The Emerging Indian Colossus

A 10-day visit to India this month kindled thoughts about a part of the world I have known only through novels and Merchant/Ivory movies.

The ambitions and dreams of the place are huge.  Indian newspapers speculate avidly about a second Indian mission to Mars.  (Did you even know about the first one, completed just two months ago?)  I was blown away by a tour of a new planned city, Naya Raipur, being built in Chhattisgarh province, an obscure area of heavy industry and relatively backward “tribal” peoples.  Rising from the plains of Naya Raipur are solar arrays, carefully planned infrastructure, lakes, recreational areas, and mixed commercial, office, and residential developments.  It’s an immense undertaking to build an entirely new city of a half-million people, and they’re doing it.

One Perilous Joy of the Season

I vividly recall the Christmas morning.  My father opened the book I had carefully picked out for him.  I hadn’t read it, but I thought it would be perfect for him, neatly matching his interests.  He looked at the spine, regarded the cover, and said, “I enjoyed this very much when it first came out.”

Not a good moment, but the beginning of a lifetime of mistakes — and occasional successes — in selecting books as gifts.

My column this month at the Washington Independent Review of Books takes a lighter look at the risks of giving books for the holidays.

Why F. Scott?

F.Scott Fitzgerald

F.Scott Fitzgerald

This morning brings the inaugural installment of a monthly piece I’ll be writing for the Washington Independent Review of Books.  The subjects will be what I’m reading, writing, or thinking about.  This morning’s effort puzzles over the bafflingly inflated reputation of F. Scott Fitzgerald.  I don’t get it. . . .

Five Books on Impeachment

The conservative-inspired “Impeach Obama” campaign will wax and wane over the next two political years, a weird residue of the benighted effort to impeach President Bill Clinton fifteen years ago.  Even though the Impeach Clinton effort failed somewhat ignominiously, it has empowered true believers of the Left and Right to think of impeachment as an ordinary tool of American politics.

Chief Justice William Rehnquist sworn in to preside over Senate impeachment trial of President Clinton, 1999.

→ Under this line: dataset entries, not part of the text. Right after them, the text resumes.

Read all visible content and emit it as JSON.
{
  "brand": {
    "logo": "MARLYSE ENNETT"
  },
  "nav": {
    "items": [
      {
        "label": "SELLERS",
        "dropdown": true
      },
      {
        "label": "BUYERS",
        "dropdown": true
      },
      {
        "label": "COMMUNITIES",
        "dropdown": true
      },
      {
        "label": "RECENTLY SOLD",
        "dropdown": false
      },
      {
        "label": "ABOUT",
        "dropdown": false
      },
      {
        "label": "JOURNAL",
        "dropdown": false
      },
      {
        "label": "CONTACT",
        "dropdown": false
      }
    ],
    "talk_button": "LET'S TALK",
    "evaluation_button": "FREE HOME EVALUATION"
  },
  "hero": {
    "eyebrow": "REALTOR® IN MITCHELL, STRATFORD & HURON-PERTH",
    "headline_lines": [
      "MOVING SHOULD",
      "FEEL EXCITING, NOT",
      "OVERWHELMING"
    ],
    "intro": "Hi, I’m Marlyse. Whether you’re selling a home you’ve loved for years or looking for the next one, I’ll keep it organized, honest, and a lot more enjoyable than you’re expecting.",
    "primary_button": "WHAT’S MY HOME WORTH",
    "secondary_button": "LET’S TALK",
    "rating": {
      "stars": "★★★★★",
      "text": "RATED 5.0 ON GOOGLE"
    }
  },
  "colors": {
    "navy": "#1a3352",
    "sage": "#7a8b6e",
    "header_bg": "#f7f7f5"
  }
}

Thus, as the administration of President George W. Bush limped through its final days, liberal Democrats in Congress introduced resolutions to investigate his impeachment, or to flat-out impeach him.  By 2008, liberal gadfly Dennis Kucinich of Ohio worked to force a vote in the House of Representatives on his claims that Bush’s foreign invasions based on false efforts (“he lied us into war” in Iraq) warranted his removal from office.

WWI: Who was the enemy?

As the World War I centennial continues to gear up, and as I slouch to the end of my novel on the Paris Peace Conference of 1919, I have stumbled upon the most remarkable French memoir of the war — Poilu.  (Thanks to Andy Dayton for recommending it.)

World War I soldiers in a Western Front trench.

World War I soldiers in a Western Front trench.

World War I: Fragging Officers and PTSD?

The sequel to my historical novel, The Lincoln Deceptionis set at the Paris Peace Conference of 1919.  Accordingly, I’ve been doing some considerable reading about World War I and the peace treaty that proved to be “The Peace to End All Peace,” as some have it.  Recent forays into two American novels about The Great War have proved fascinating and surprising.

In Three Soldiers  (1921), John Dos Passos drew on his own extensive experience of the war.  In 1917-18, he drove an ambulance in Northern Italy and then in Paris.  His novel is unreservedly antiwar and steeped in a matter-of-fact social realism combined with the occasional romantic over-writing of a young man.  (Dos Passos was 25 when the book was published.)